Showing posts with label critiquing. Show all posts
Showing posts with label critiquing. Show all posts

The Wednesday Writing Worktable: A Thoroughly Thorough Critique


You've found a partner willing to exchange manuscripts or WIPs (works-in-progress) for critiques. You know what not to do in giving and receiving critiques. Still, your hands tremble as they hover over the keyboard. What do you write? What do you look for?

I prefer receiving thorough critiques, and unless told differently that's what I give. Some writers prefer tackling one thing at a time (i.e. story structure or plot or characters alone), but it's hard for the reader to keep re-reading the same story. Things tend to get overlooked when you've read it six times already. But if that's what they want, that's fine. Just be sure to know what your critique partner is looking for beforehand. Some people suggest not to critique grammar if you're critiquing a first draft. I try really hard, but I was an English teacher, it's not something I can turn off easily. So I say that's your call.

I'm not going to talk about the etiquette of critique writing. I did that last week. If you missed it, have no fear, go HERE. To read this series from the beginning, go HERE.

This is about the nuts and bolts of writing a thorough critique when asked for.

5 Ways to make your critique Thoroughly Thorough:

The Wednesday Writing Worktable: Critique-ette Part 2


What happens if your critique partner(CP) starts off by saying, "Don't take it personal, but this needs a lot of work."? How do you handle a situation when your CP tells you that you should trash the novel? What do you say to a CP, whose work is better than you could ever write? How should you critique someone's work when you can't even finish reading it? It's time to apply your critique-ette.

Last week, we talked about 5 things not to do when receiving a critique. If you missed it, no fear. Read it HERE

This week is all about what not to do when giving critiques. (Of course, I'm going to follow-up with what to do in these situations.) I know I haven't yet discussed how to actually write a good critique. It's coming, I assure you. But would you go to a big, fancy dinner, where they have a thousand utencils and several glasses, without first knowing good etiquette? Maybe you would, but you might look like Pretty Woman, letting the poor snail soar through the air. It would be embarrassing for you and most likely the host. Chances are you wouldn't be invited to another dinner.
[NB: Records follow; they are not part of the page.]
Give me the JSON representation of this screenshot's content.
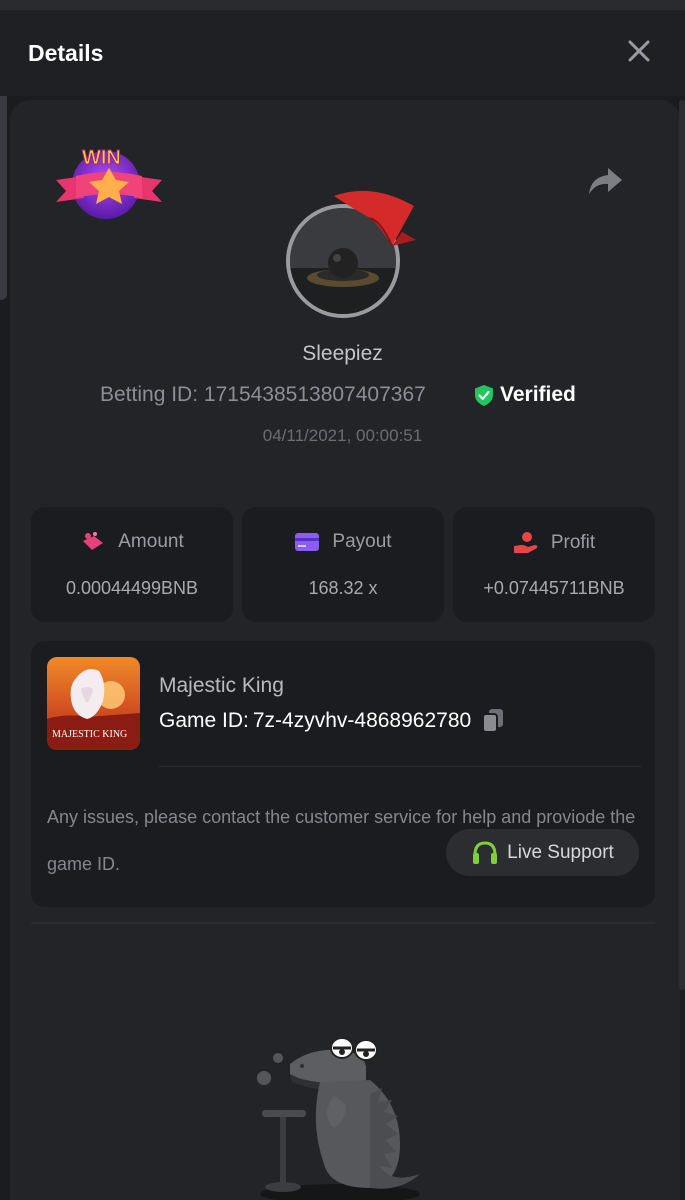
{
  "header": {
    "title": "Details"
  },
  "player": {
    "name": "Sleepiez",
    "betting_id_label": "Betting ID:",
    "betting_id": "1715438513807407367",
    "verified_label": "Verified",
    "datetime": "04/11/2021, 00:00:51",
    "win_badge_text": "WIN"
  },
  "stats": [
    {
      "label": "Amount",
      "value": "0.00044499BNB",
      "icon": "coins-icon",
      "color": "#e8417a"
    },
    {
      "label": "Payout",
      "value": "168.32 x",
      "icon": "card-icon",
      "color": "#8b5cf6"
    },
    {
      "label": "Profit",
      "value": "+0.07445711BNB",
      "icon": "profit-hand-icon",
      "color": "#e84545"
    }
  ],
  "game": {
    "name": "Majestic King",
    "id_label": "Game ID:",
    "id_value": "7z-4zyvhv-4868962780",
    "thumb_text": "MAJESTIC KING",
    "issues_text": "Any issues, please contact the customer service for help and proviode the game ID.",
    "support_label": "Live Support"
  },
  "colors": {
    "background": "#1b1c1f",
    "card": "#232428",
    "verified": "#22c55e",
    "support_icon": "#7fcf3a"
  }
}
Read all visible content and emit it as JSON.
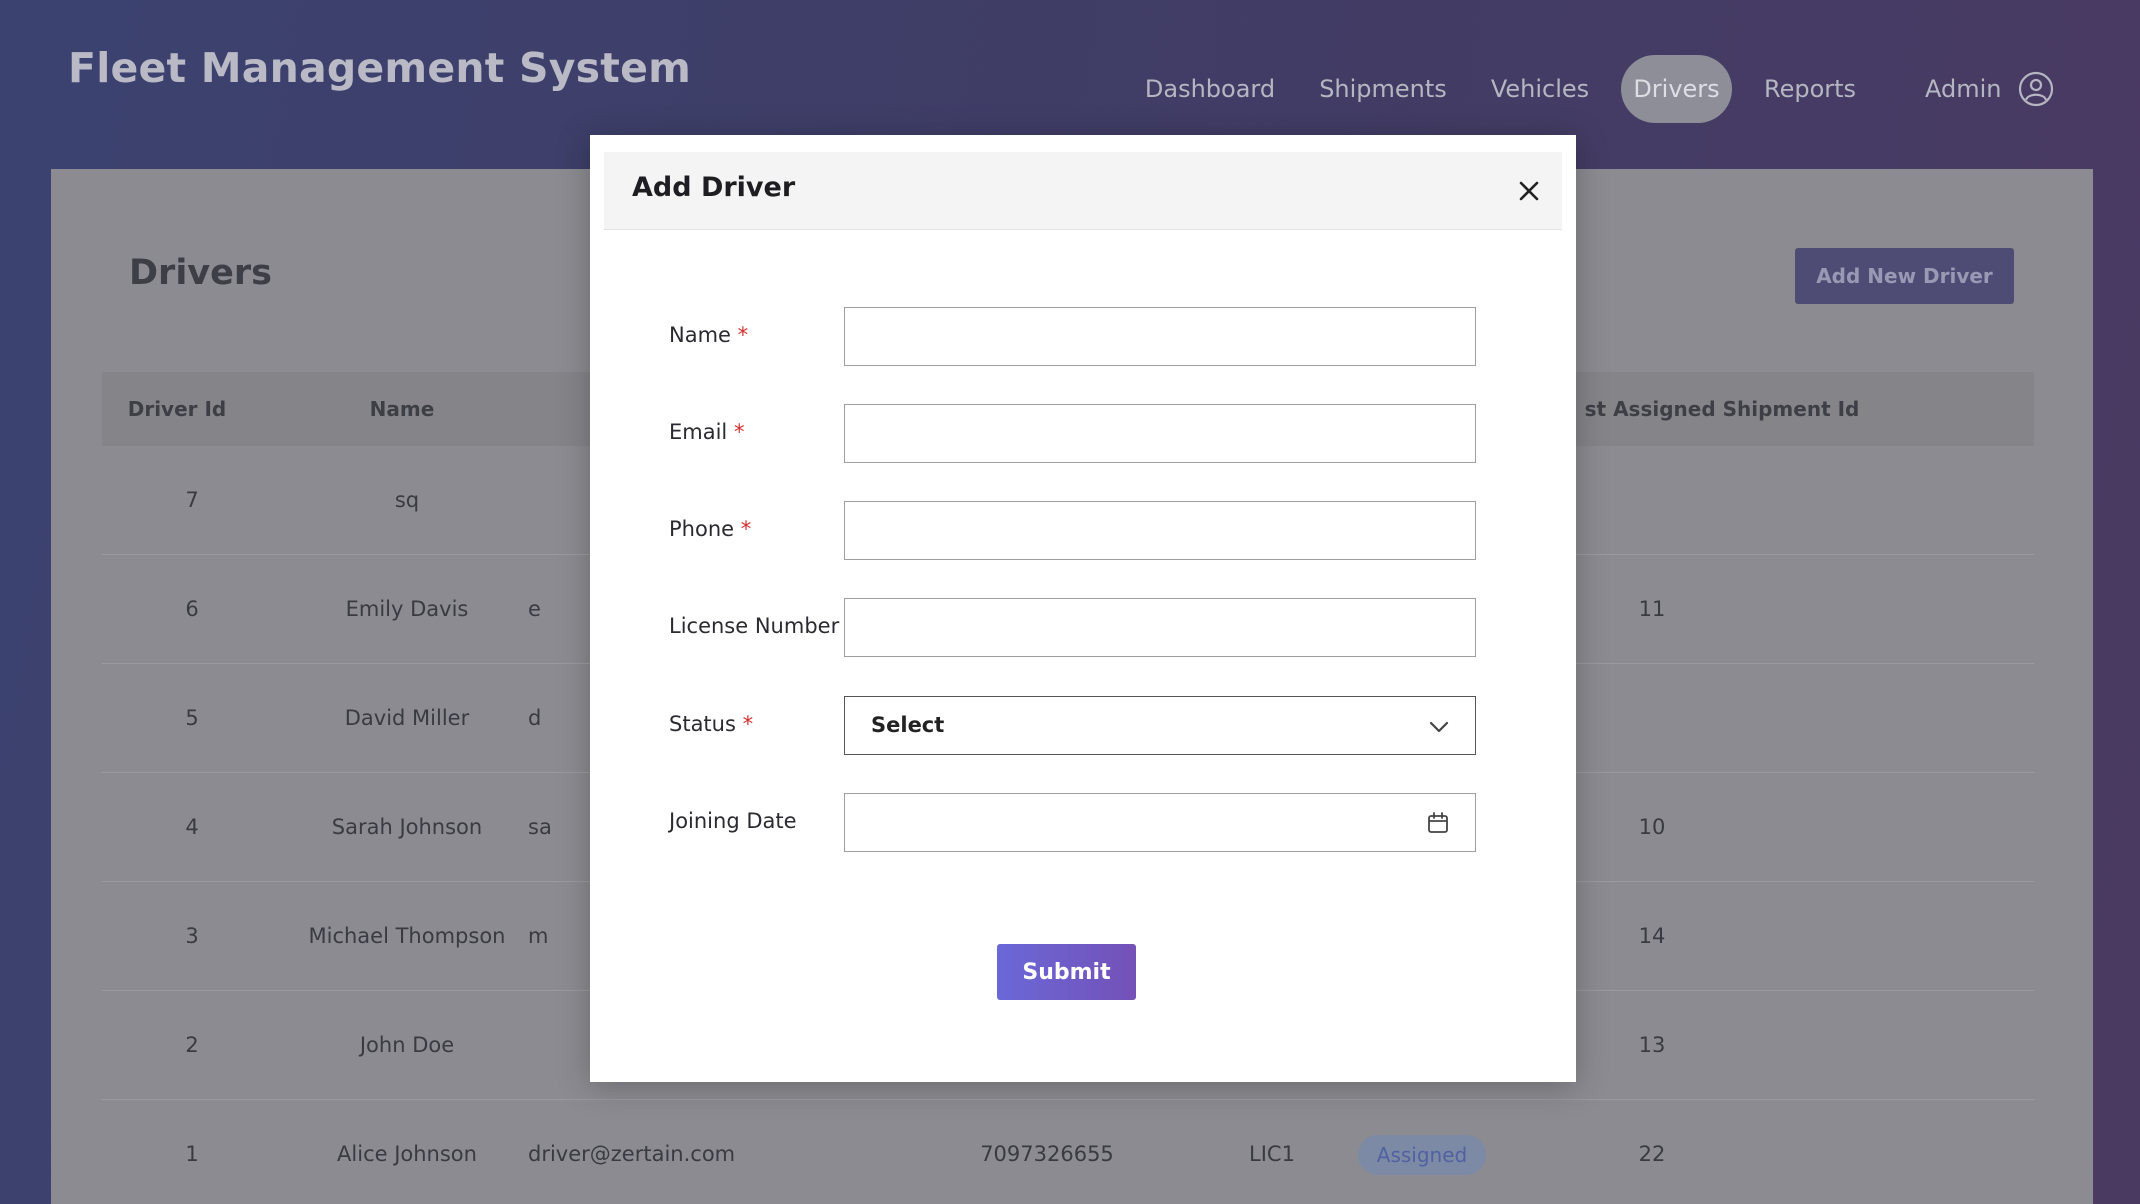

The Wednesday Writing Worktable: Critique-ette Part 1

What happens if your critique partner(CP) starts off by saying, "Don't take it personal, but this needs a lot of work."? How do you handle a situation when your CP tells you that you should trash the novel? What do you say to a CP, whose work is better than you could ever write? How should you critique someone's work when you can't even finish reading it? It's time to apply your critique-ette.

Last week, we talked about finding that special critique partner. If you missed it, no fear. Read it HERE

This week is all about what not to do when receiving critiques. (Of course, I'm going to follow-up with what to do in these situations.) I know I haven't yet discussed how to actually write a good critique. It's coming I assure you. But would you go to a big, fancy dinner, where they have a thousand utencils and several glasses, without first knowing good etiquette? Maybe you would, but you might look like Pretty Woman, letting the poor snail soar through the air. It would be embarrassing for you and most likely the host. Chances are you wouldn't be invited to another dinner.

The Wednesday Writing Worktable: How to find a Crit partner/group

On the table today is all about critiques, specifically how to get critiques.

First, let me start by saying this: Critique partners and Beta Readers are two entirely different things.

A critique partner is someone who will look at your WIP(Work-in-Progress) multiple times. They will provide useful advice on the story, characters, grammar, etc. They will listen as you hash out trouble spots and work with you to make your story the best it can possibly be. They are more like editors.

A beta reader is someone who will only look at your nearly finished manuscript. They will read the story as a reader will and provide information and advice on your nearly finished manuscript. Mostly, they might realize plot holes, loose ends, flat characters, and minor grammar mistakes. They will give it a reader's perspective.

Today, we are discussing Critique Partners/Groups. How do you find them?

The Wednesday Writing Worktable: Turn Your Book Into A Diamond

So you've written a book. Where do you go from here?

If you're like me, writing the book is the easy part, so to speak. It's so much fun meeting new characters and letting them take you for a ride. I love writing new stories. I'm not such a big fan of editing. Not because I can't cut or rewrite or am afraid of the hard work. I'm not. It just bores me.

I'm trying my hardest to change my mindset. Here's my new take:

Editing is like a gem.  When they first uncover a gem, it's a hot mess, right? It's surrounded by rock and is dirty and cloudy. Then they remove it and polish it. Bam! You have a beautiful diamond. Who doesn't love and appreciate a diamond. That's editing. Your first draft is ugly. But after much work and polish, you get a beautiful treasure.

I love diamonds. Can't ever have too many? hehe How to get there? Many people finish their first drafts, but don't know where to go from here. I didn't just starting out. I wish I had a list like this. It would've saved me a lot of headaches. So, I'm sharing my experience with you.

What now?

10 Things You Need to Do: